Louisville guard Kevin Ware, who suffered a gruesome leg injury in Sunday’s Elite Eight victory, received a phone call from someone who can relate.
“He got some phone calls from Joe Theismann, who went through the same type of injury,” Cardinals coach Rick Pitino said. “A lot of really positive calls that are making him feel good.”
Ware was recovering in an Indianapolis hospital after undergoing surgery Sunday night after his leg bones snapped when he landed awkwardly in the battle with Duke.
Pitino said Ware is expected to make a full recovery, but it will be a long one. Ware plans to travel with the team to the Final Four in Atlanta, where he will sit on the bench with the team.
The freak injury was caused by the way Ware landed.
“Basically he got up in the air and (when he landed) his leg went one way and his shoe went another and the bone split,” Pitino said. “There’s no pre-existing thing that makes it do that.”
Ware is upbeat, Pitino said.
“He’s terrific,” he said. “He’s in great spirits.”
Ware tweeted on Monday: “I’m thankful for all the support I’m receiving right now. Never thought I’d be the talk of the country.”
Ware is walking on crutches to help blood flow, and doctors are monitoring him to prevent infection.
“Right before the surgery, when he was able to watch the players at the press conference, the nurses and doctors told me that was the first time he broke down and cried, when the players were talking about him,” Pitino said.
Pitino took the Final Four trophy to Ware in the hospital.
“He was real excited about it,” he said. “I said to him, ‘You want me to bring it back or stay with you?’ He said, ‘It’s staying with me.’ I said, ‘All right, just make sure you don’t lose it.’ He’s very excited.”
Going way back: Syracuse coach Jim Boeheim was an up-and-comer establishing the Orange as a top-notch program. John Beilein was in the NAIA ranks at Le Moyne College in Syracuse in the 1980s and early ’90s wondering if he’d ever get a shot at coaching in Division I.
Beilein credits Boeheim as being a supporter during his early years.
The two will meet in the Final Four as coaches of No. 4 seeds with Beilein now leading Michigan.
“Jim would be in the stands watching a game on occasion,” Beilein said. “I had a couple of clinics at Le Moyne, he helped me, brought his team over. He really helped me get the Canisius job, no question. I was a borderline candidate. He really got me on the board. Ended up getting the job. That was 20 years ago.
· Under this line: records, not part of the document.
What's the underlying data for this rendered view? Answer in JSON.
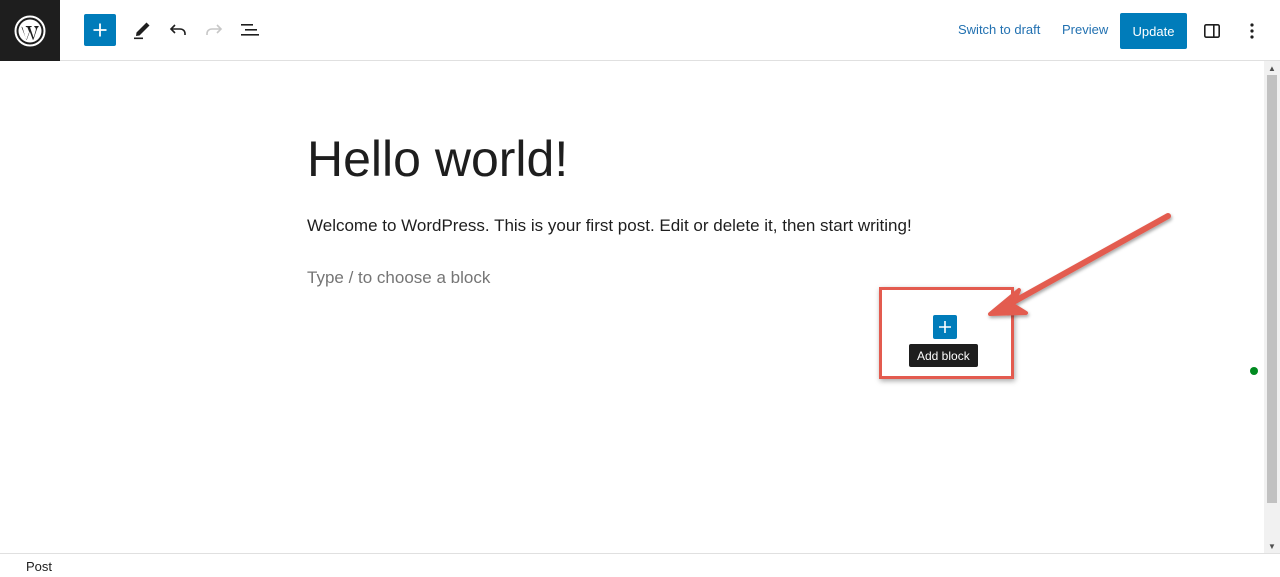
{
  "toolbar": {
    "logo_icon": "wordpress-logo-icon",
    "add_icon": "plus-icon",
    "tools_icon": "pencil-icon",
    "undo_icon": "undo-icon",
    "redo_icon": "redo-icon",
    "outline_icon": "document-overview-icon",
    "switch_to_draft_label": "Switch to draft",
    "preview_label": "Preview",
    "update_label": "Update",
    "settings_icon": "sidebar-toggle-icon",
    "options_icon": "more-vertical-icon",
    "accent_color": "#007cba"
  },
  "post": {
    "title": "Hello world!",
    "paragraph": "Welcome to WordPress. This is your first post. Edit or delete it, then start writing!",
    "block_placeholder": "Type / to choose a block"
  },
  "inserter": {
    "icon": "plus-icon",
    "tooltip": "Add block",
    "highlight_color": "#e35b4f"
  },
  "footer": {
    "breadcrumb": "Post"
  }
}
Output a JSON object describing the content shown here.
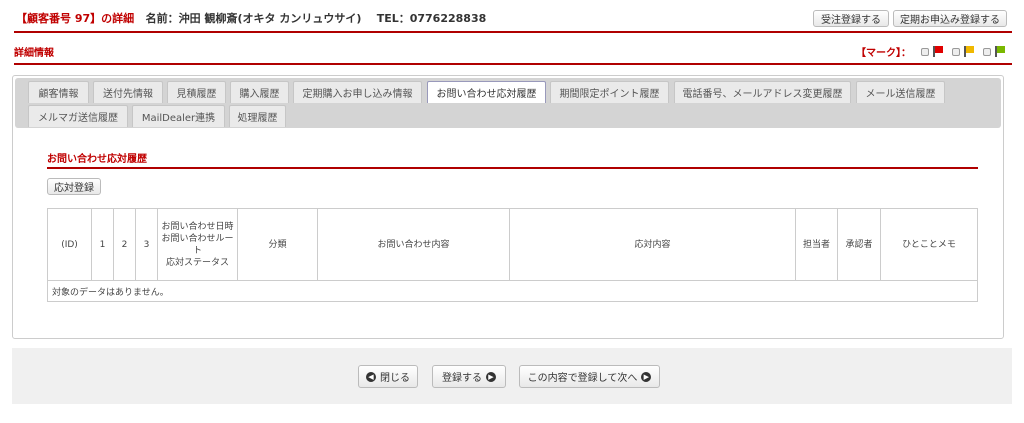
{
  "header": {
    "customer_no": "【顧客番号 97】の詳細",
    "name": "名前：沖田 観柳斎(オキタ カンリュウサイ)",
    "tel": "TEL：0776228838"
  },
  "top_buttons": {
    "order": "受注登録する",
    "subscription": "定期お申込み登録する"
  },
  "section_title": "詳細情報",
  "mark": {
    "label": "【マーク】：",
    "flags": [
      {
        "color": "#e00000"
      },
      {
        "color": "#f0b800"
      },
      {
        "color": "#7ab800"
      }
    ]
  },
  "tabs_row1": [
    "顧客情報",
    "送付先情報",
    "見積履歴",
    "購入履歴",
    "定期購入お申し込み情報",
    "お問い合わせ応対履歴",
    "期間限定ポイント履歴",
    "電話番号、メールアドレス変更履歴",
    "メール送信履歴"
  ],
  "tabs_row2": [
    "メルマガ送信履歴",
    "MailDealer連携",
    "処理履歴"
  ],
  "active_tab": "お問い合わせ応対履歴",
  "panel": {
    "title": "お問い合わせ応対履歴",
    "register_button": "応対登録",
    "columns": [
      "(ID)",
      "1",
      "2",
      "3",
      "お問い合わせ日時",
      "お問い合わせルート",
      "応対ステータス",
      "分類",
      "お問い合わせ内容",
      "応対内容",
      "担当者",
      "承認者",
      "ひとことメモ"
    ],
    "empty": "対象のデータはありません。"
  },
  "footer": {
    "close": "閉じる",
    "register": "登録する",
    "register_next": "この内容で登録して次へ"
  }
}
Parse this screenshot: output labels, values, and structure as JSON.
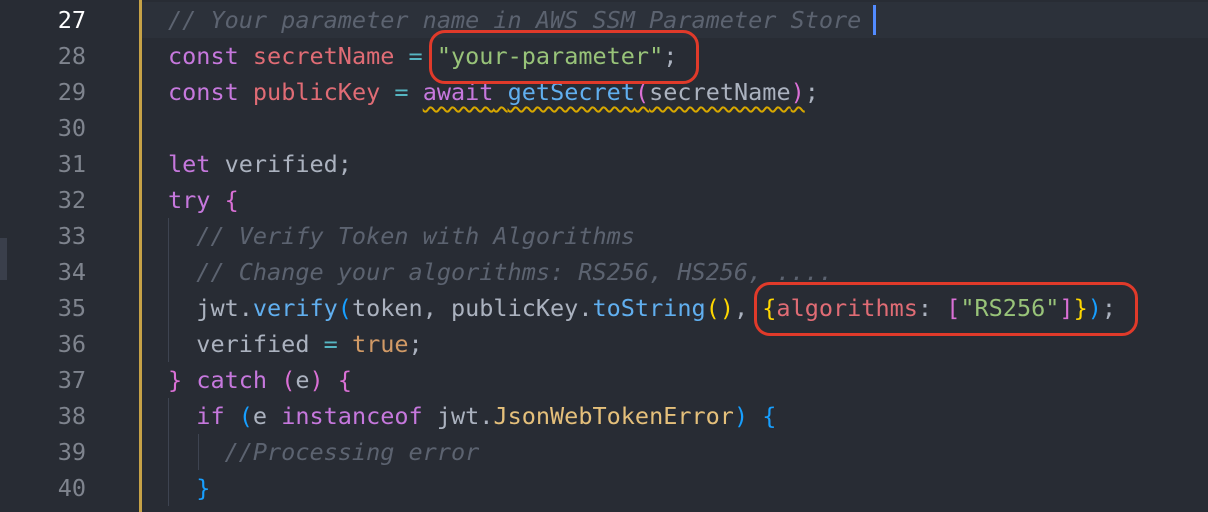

So I owe him a lot, and admire him a lot as well.”
Boeheim said he isn’t surprised by Beilein’s success.
“I remember him at Erie, Le Moyne, Canisius, Richmond, you name it,” he said. “West Virginia. He’s won at every place he’s been. That’s difficult to do,”